*** Begin section ***

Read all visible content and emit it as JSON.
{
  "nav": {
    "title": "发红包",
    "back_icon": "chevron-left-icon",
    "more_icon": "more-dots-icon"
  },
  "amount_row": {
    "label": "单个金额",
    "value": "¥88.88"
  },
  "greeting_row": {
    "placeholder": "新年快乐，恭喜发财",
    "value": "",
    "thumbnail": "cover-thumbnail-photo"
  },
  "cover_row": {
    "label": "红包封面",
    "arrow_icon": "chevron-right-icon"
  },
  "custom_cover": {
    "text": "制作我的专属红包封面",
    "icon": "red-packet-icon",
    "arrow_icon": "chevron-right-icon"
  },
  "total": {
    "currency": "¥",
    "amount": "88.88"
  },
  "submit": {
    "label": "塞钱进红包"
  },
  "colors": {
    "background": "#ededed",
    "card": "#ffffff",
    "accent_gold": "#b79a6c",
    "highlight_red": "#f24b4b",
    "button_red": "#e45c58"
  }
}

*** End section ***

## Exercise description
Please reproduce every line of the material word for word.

## Answer
Read all visible content and emit it as JSON.
{
  "nav": {
    "title": "发红包",
    "back_icon": "chevron-left-icon",
    "more_icon": "more-dots-icon"
  },
  "amount_row": {
    "label": "单个金额",
    "value": "¥88.88"
  },
  "greeting_row": {
    "placeholder": "新年快乐，恭喜发财",
    "value": "",
    "thumbnail": "cover-thumbnail-photo"
  },
  "cover_row": {
    "label": "红包封面",
    "arrow_icon": "chevron-right-icon"
  },
  "custom_cover": {
    "text": "制作我的专属红包封面",
    "icon": "red-packet-icon",
    "arrow_icon": "chevron-right-icon"
  },
  "total": {
    "currency": "¥",
    "amount": "88.88"
  },
  "submit": {
    "label": "塞钱进红包"
  },
  "colors": {
    "background": "#ededed",
    "card": "#ffffff",
    "accent_gold": "#b79a6c",
    "highlight_red": "#f24b4b",
    "button_red": "#e45c58"
  }
}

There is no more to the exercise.